I know every gray cloud comes with a silver lining, but what about the big white cotton ball clouds -- those poofs of meteorological perfection bouncing rays of sunshine off their creamy dollops of contentment? Do you think they have any bad parts? And come to mention it, have you ever stopped to notice how the most amazing little weeds sprout between the cracks in the pavement? Okay, I gave it away. I'm in love. Issue 3 of The Escapists came out this month, and well...I'm all gushy 'n' stuff.
The Escapists is the latest in the line of comic book spin-offs inspired by Bay Area writer Michael Chabon's The Amazing Adventures of Kavalier & Clay. Very basically, the story follows Joe Kavalier and Sam Clay as they create a successful comic book character, The Escapist, who saves the day thwarting crime in the 1940's. Since this beautiful novel landed on the scene, many modern day comics artists and writers have taken up this fictional world and published the Escapists books they think Kavalier & Clay would have created.
The result has yielded a stack of comics with fake 1940's publication dates (including bylines for Joe Kavalier and Sam Clay), creating a REAL collection of this fictional title. Being a huge fan of the novel, I was excited to see The Escapist come to life, but the problem was that the character's premise was never really that dynamic. There is a nice nostalgic camp to The Escapist's exploits, fighting Nazis, infiltrating secret societies and tangling with beguiling, but it is a solidly one-dimensional pull. Beyond just wanting to spend a little more time in the Kavalier & Clay world, there was little modern pizzazz to these Escapist incarnations.
For me, the longing pause I give to my tattered copy of Kavalier & Clay whenever I pass it in my bookcase isn't because I wish I could pick up a copy of a fictional comic -- it's because I deeply miss spending time with Joe and Sam, the fictional creators of that comic.

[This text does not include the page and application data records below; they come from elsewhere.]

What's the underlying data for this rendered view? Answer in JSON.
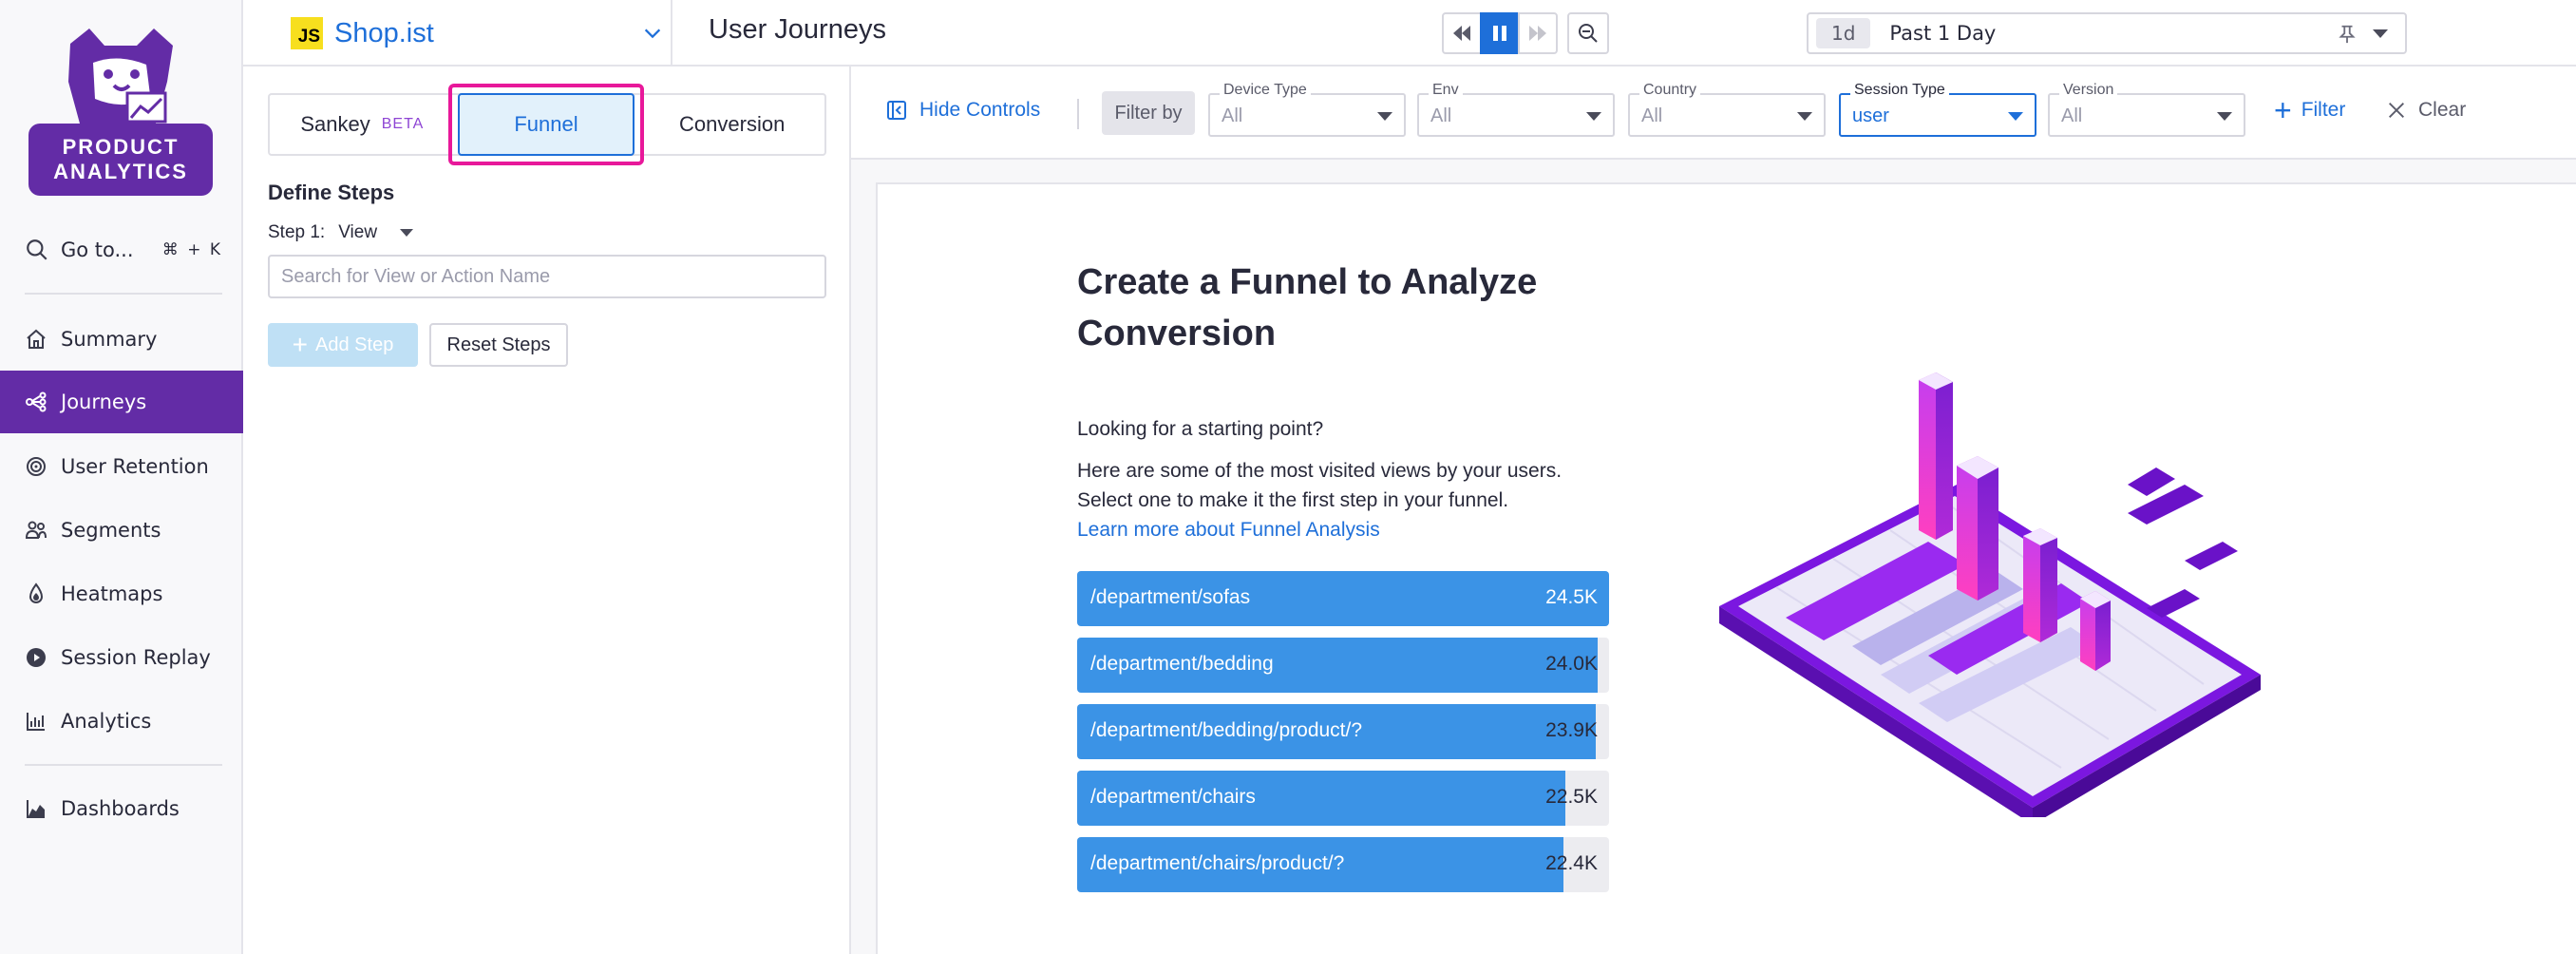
{
  "app": {
    "logo_text": "PRODUCT ANALYTICS",
    "name": "Shop.ist",
    "badge": "JS"
  },
  "header": {
    "page_title": "User Journeys",
    "time_chip": "1d",
    "time_label": "Past 1 Day"
  },
  "nav": {
    "goto_label": "Go to...",
    "goto_shortcut": "⌘ + K",
    "items": [
      {
        "label": "Summary",
        "icon": "home-icon"
      },
      {
        "label": "Journeys",
        "icon": "journeys-icon",
        "active": true
      },
      {
        "label": "User Retention",
        "icon": "retention-icon"
      },
      {
        "label": "Segments",
        "icon": "segments-icon"
      },
      {
        "label": "Heatmaps",
        "icon": "heatmap-icon"
      },
      {
        "label": "Session Replay",
        "icon": "play-icon"
      },
      {
        "label": "Analytics",
        "icon": "bar-chart-icon"
      },
      {
        "label": "Dashboards",
        "icon": "area-chart-icon"
      }
    ]
  },
  "controls": {
    "tabs": {
      "sankey": "Sankey",
      "sankey_badge": "BETA",
      "funnel": "Funnel",
      "conversion": "Conversion"
    },
    "define_steps": "Define Steps",
    "step_label": "Step 1:",
    "step_type": "View",
    "search_placeholder": "Search for View or Action Name",
    "add_step": "Add Step",
    "reset_steps": "Reset Steps"
  },
  "filterbar": {
    "hide_controls": "Hide Controls",
    "filter_by": "Filter by",
    "filters": [
      {
        "label": "Device Type",
        "value": "All"
      },
      {
        "label": "Env",
        "value": "All"
      },
      {
        "label": "Country",
        "value": "All"
      },
      {
        "label": "Session Type",
        "value": "user",
        "active": true
      },
      {
        "label": "Version",
        "value": "All"
      }
    ],
    "add_filter": "Filter",
    "clear": "Clear"
  },
  "empty_state": {
    "title": "Create a Funnel to Analyze Conversion",
    "starting_point": "Looking for a starting point?",
    "desc1": "Here are some of the most visited views by your users.",
    "desc2": "Select one to make it the first step in your funnel.",
    "learn_more": "Learn more about Funnel Analysis",
    "views": [
      {
        "path": "/department/sofas",
        "count": "24.5K",
        "fraction": 1.0
      },
      {
        "path": "/department/bedding",
        "count": "24.0K",
        "fraction": 0.979
      },
      {
        "path": "/department/bedding/product/?",
        "count": "23.9K",
        "fraction": 0.975
      },
      {
        "path": "/department/chairs",
        "count": "22.5K",
        "fraction": 0.918
      },
      {
        "path": "/department/chairs/product/?",
        "count": "22.4K",
        "fraction": 0.914
      }
    ]
  },
  "colors": {
    "brand_purple": "#632ca6",
    "link_blue": "#1e6fd9",
    "bar_blue": "#3b93e6",
    "highlight_pink": "#e8189a"
  }
}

Therein lies the thrill of the new Escapists -- it acknowledges the glossy appeal of its crime-fighting superhero namesake, while elevating the meaning of the character back up to the delicious metaphor for creativity that it was meant to be.
Basically, The Escapists is set in the modern day, with the conceit that Kavalier and Clay actually existed, and so did their comics handiwork. 20-something outsider Maxwell Roth finds himself orphaned in Issue 1, while also discovering that his late father was a rabid fan of the now-forgotten Escapist hero. Max then uses his inheritance to purchase the rights to the character, blow the dust off the idea, and enlist a team of writers and illustrators to help him revamp and renew the title. His partners are Case Weaver, an illustrator with moxie and talent to burn, and Denny Jones, a beefy jock with a knack for lettering and sticking up for his gawky pal.
Following all of this comics-within-a-comic metafiction business? Good. Believe me, it's worth it. Writer Brian K. Vaughan (he's real, by the way), imbues his characters with snappy dialogue and sincere motivations that keep the story exciting and relatable. In Issue 2, the gang deploys guerilla marketing to get the word out for their broke enterprise by outfitting the strapping Denny in an Escapist suit and staging random publicity stunts. Of course, things don't go exactly as planned, including when the coveted first review turns out to be negative. There's a romance element building between Max and Case, and the coming of yet more use of our postmodern prefix when metaphysical coincidences start to take place whenever Denny puts on the Escapist suit.
And all this conceptual derring do doesn't stop with the art, either. The comic volleys between two distinct visual styles to tell the story -- the cartoony, modern polish used to depict Max's life, and the edgy, painterly pages inserted from Max's comic. Steve Rolston (real, too) draws the traditional narrative in Issues 2 and 3, and his casual yet complete style, and knack for impactful facial expressions fits perfectly with the idea of a group of young idealists working together on a labor of love. Jason S. Alexander (real person) contributes the pages ostensibly drawn by the fictional Case Weaver. Alexander's style is dark, raw, and sketchy -- the perfect contrast to Rolston's rounded figures and pop colors. The attitude expressed by Alexander is a seamless extension of Case's sass and impulsiveness. Better yet, the new Escapists seems to have learned from the mistakes of earlier adaptations, and provides a clever device for jazzing up its depiction of The Escapist in action with more than musty superhero shtick.
The Amazing Adventures of Kavalier & Clay truly tapped into the imaginations of its readers -- inspiring everything from faux-historical research, loving tributes from comics' heavyweights, and even a subplot on The O.C.. But no spin-off has captured the excitement and emotion of the novel more fully, and with more dazzling craft than The Escapists, Seth Cohen's dimpled wisecracks notwithstanding. Reframing the adaptation to focus again on the creators, rather than their creation, brings back the dewy charm of following likeable characters as they struggle towards a goal. Like the 600-plus page tome from whence they came, I could just go on and on about these books, but I'm afraid I'm going to have to stop there. You see, I have a hot date with Issue 4 coming up, and gee whiz, I think it could be serious.